I recently saw a cartoon in the New Yorker in which a woman held an iPad at an Apple Store, and asked the clerk, “But will it make me happy?” It spoke powerfully about our collective attachment to technology. (By the way, the answer is “not really.”)
But it needn’t be just an iPad, or an iPod, or an x-Box to trigger such a question. It could easily have been email. Because at the end of the day, despite social networks, iPads, and whatever new technology is around the corner, e-mail is still king. E-mail is still the language of business. And, as anyone who’s checked their Inbox 200 times a day or has sifted through 2,000 messages can tell you, e-mail is still an imperfect art and a productivity-killer. In other words, if you’re trapped in the weeds of overgrown, persistent e-mail, check out InboxHarmony. It can be your e-mail weed-wacker.
InboxHarmony is a tool to help you and your team better prioritize, allocate, and respond to customer e-mail. This is important. I can speak from experience of a mistakenly-overlooked e-mail resulting in lost sales (it wasn’t me, by the way. It was, err, some other guy. Mark.) And in this culture of instant information and instant (un) gratification, customers want responses immediately. Next thing you know, you’re juggling emails rather than actually working. InboxHarmony, like some kind of digital Zen mystic, restores a sense of equilibrium to your life. So let’s see how.
The home page articulates four main pillars of the service: Triage, Collaboration, Control, and Free. The triaging piece, in my opinion, is the most powerful. By triaging (aka prioritizing), users can set how urgent a response is, how much work is required for the response, and add supporting information. But how? Glad you asked. InboxHarmony lets you assign “Ticket Attributes” for e-mails. It can be as simple as “low,” “medium,” or “high” importance. When an email hits, simply hit the corresponding button.
The collaboration piece is important as well. InboxHarmony allows you to share the job of replying to emails across your whole team. And InboxHarmony, being a wise, transcendental shaman, knows what you’re thinking: what about the “too many cooks in the kitchen” problem? By that I mean the dark side of collaboration: too much access to unlimited information equals further chaos and sorrow. InboxHarmony is on the case. Once an e-mail hits your inbox, after establishing a set of potential recipients, you simply click a button notating the chosen recipients at the bottom of the e-mail. Calibrate the audience as you see fit.
Navigationally speaking, the site itself leaves no stone unturned. The tour page is robust, rife with screen shots. I particularly liked the call-out windows on each screen shot. In fact, I could use even more guidance. For example, on a page like this, the text at the top tells me what I’m looking for. I’d also put some corresponding text along with the red call out boxes. (e.g. “Users” can click “Low” priority.) In addition, some of the buttons distracted me slightly (e.g. I saw a “wire” button. While it may not be critical to the page’s main focus, it’d be nice to define what it means.) One other navigational comment: I’m sure InboxHarmony does this, but something as simple as sorting by Task importance – e.g., sort by “Critical” – is worth dialing up, screen shot-wise.
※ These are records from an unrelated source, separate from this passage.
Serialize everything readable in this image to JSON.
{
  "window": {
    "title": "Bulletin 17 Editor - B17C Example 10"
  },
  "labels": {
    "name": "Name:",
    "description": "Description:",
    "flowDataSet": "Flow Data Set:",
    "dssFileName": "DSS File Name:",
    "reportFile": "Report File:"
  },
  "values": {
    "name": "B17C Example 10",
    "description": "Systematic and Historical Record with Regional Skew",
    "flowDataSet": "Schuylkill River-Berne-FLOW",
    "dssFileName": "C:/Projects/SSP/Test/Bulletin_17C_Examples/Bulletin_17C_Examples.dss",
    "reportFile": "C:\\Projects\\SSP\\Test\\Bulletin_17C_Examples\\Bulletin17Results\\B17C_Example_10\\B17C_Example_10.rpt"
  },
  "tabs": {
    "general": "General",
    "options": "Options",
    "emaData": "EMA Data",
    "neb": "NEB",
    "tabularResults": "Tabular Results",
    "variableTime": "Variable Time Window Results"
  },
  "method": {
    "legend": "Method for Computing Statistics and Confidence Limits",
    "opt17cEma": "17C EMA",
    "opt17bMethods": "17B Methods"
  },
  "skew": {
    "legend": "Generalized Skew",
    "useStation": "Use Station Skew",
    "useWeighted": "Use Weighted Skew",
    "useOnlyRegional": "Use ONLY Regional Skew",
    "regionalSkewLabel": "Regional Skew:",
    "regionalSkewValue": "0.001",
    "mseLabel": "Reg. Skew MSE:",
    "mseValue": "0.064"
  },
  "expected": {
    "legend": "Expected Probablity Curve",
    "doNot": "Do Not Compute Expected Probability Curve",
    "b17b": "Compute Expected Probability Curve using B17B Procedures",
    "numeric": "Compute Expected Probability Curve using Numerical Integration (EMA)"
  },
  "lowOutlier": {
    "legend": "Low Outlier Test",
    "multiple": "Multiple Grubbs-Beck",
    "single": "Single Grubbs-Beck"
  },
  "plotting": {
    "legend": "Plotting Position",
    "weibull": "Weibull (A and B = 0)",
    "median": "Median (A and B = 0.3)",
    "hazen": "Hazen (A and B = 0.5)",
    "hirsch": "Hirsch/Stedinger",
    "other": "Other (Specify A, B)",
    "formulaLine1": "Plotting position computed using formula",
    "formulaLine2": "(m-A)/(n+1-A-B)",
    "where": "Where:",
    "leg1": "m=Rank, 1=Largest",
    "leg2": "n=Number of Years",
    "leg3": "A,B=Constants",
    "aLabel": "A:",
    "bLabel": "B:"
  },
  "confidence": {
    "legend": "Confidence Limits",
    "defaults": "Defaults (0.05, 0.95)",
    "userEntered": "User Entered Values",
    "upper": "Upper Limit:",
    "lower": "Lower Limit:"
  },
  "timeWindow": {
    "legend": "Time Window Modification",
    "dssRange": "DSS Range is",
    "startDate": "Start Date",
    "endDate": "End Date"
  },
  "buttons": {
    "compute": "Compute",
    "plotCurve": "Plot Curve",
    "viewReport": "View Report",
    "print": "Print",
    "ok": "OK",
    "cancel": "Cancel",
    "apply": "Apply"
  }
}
From a Web copy perspective, I’d consciously draw out the areas of integration with similar tools, namely Outlook. InboxHarmony alludes to this, noting that since the service is synced with your regular client, visits to said client will become unnecessary, thereby saving time. That’s good – build on that. In other words, what can InboxHarmony do that Outlook can’t? Or, conversely, how can they work together in perfect – brace yourselves – harmony? And, figuring this service is ideal for small-to-mid-size businesses, why is this a step above your average firm’s current set-up? (One answer: Inboxharmony’s contact management tools – see screen shot below – essentially act as a mini-CRM system, saving time and money; answer number two, beyond mere functionality: personalized and attentive customer support.)
Also, let it be known: InboxHarmony requires no complex configuration steps and no local installation. Simply enter your support email imap account details, add supporters and the service is ready to use. And I know what you’re thinking: what about cost? You non-Buddhists, always so focused on money. Jeeze. Well, lucky for you, InboxHarmony has a free and paid versions. It is easy to sign up and start getting your inbox under control in 10 minutes.
So, back to our initial, metaphysical question. I’m no Zen master. I can’t walk through walls or talk to grasshoppers. But my logic is thus: life is suffering. Work, especially, is suffering. And like it or not, you have to work (you have a mortgage, after all. And those college loans.) And your work requires spending time in your inbox, which is in shambles. So, by organizing and prioritizing your inbox, thereby making you more productive and with more free time to get things done, like, say, dance a dance or paint a painting, will InboxHarmony make you happy? My answer is thus: at best, yes; at the least, most probably. Or to paraphrase an old Buddhist adage:
“If a man speaks or acts with a pure inbox, happiness follows him, like a shadow that never leaves him.”